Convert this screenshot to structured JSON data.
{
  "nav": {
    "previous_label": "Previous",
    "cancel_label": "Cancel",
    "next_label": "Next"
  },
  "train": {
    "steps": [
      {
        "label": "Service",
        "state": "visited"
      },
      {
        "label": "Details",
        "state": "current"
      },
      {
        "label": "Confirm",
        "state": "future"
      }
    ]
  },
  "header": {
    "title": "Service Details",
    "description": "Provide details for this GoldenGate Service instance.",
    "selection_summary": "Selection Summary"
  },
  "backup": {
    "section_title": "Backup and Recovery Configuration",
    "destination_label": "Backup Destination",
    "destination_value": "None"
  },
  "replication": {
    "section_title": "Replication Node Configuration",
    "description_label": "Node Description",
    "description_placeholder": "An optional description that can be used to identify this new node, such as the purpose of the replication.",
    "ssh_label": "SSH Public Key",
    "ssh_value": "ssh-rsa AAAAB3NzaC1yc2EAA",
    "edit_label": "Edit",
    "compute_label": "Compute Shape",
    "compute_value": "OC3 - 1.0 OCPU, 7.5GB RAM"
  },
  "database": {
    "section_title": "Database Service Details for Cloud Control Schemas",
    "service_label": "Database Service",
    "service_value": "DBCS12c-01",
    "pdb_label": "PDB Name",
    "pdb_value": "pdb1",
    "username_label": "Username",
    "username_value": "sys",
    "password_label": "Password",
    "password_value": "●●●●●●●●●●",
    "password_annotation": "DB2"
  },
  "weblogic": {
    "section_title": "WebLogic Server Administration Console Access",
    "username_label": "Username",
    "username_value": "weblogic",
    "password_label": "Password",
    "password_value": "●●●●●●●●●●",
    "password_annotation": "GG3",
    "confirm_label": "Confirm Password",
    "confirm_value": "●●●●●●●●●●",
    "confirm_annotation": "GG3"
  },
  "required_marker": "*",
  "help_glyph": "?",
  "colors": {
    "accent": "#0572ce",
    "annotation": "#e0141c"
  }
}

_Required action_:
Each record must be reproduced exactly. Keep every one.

_Answer space_:
Convert this screenshot to structured JSON data.
{
  "nav": {
    "previous_label": "Previous",
    "cancel_label": "Cancel",
    "next_label": "Next"
  },
  "train": {
    "steps": [
      {
        "label": "Service",
        "state": "visited"
      },
      {
        "label": "Details",
        "state": "current"
      },
      {
        "label": "Confirm",
        "state": "future"
      }
    ]
  },
  "header": {
    "title": "Service Details",
    "description": "Provide details for this GoldenGate Service instance.",
    "selection_summary": "Selection Summary"
  },
  "backup": {
    "section_title": "Backup and Recovery Configuration",
    "destination_label": "Backup Destination",
    "destination_value": "None"
  },
  "replication": {
    "section_title": "Replication Node Configuration",
    "description_label": "Node Description",
    "description_placeholder": "An optional description that can be used to identify this new node, such as the purpose of the replication.",
    "ssh_label": "SSH Public Key",
    "ssh_value": "ssh-rsa AAAAB3NzaC1yc2EAA",
    "edit_label": "Edit",
    "compute_label": "Compute Shape",
    "compute_value": "OC3 - 1.0 OCPU, 7.5GB RAM"
  },
  "database": {
    "section_title": "Database Service Details for Cloud Control Schemas",
    "service_label": "Database Service",
    "service_value": "DBCS12c-01",
    "pdb_label": "PDB Name",
    "pdb_value": "pdb1",
    "username_label": "Username",
    "username_value": "sys",
    "password_label": "Password",
    "password_value": "●●●●●●●●●●",
    "password_annotation": "DB2"
  },
  "weblogic": {
    "section_title": "WebLogic Server Administration Console Access",
    "username_label": "Username",
    "username_value": "weblogic",
    "password_label": "Password",
    "password_value": "●●●●●●●●●●",
    "password_annotation": "GG3",
    "confirm_label": "Confirm Password",
    "confirm_value": "●●●●●●●●●●",
    "confirm_annotation": "GG3"
  },
  "required_marker": "*",
  "help_glyph": "?",
  "colors": {
    "accent": "#0572ce",
    "annotation": "#e0141c"
  }
}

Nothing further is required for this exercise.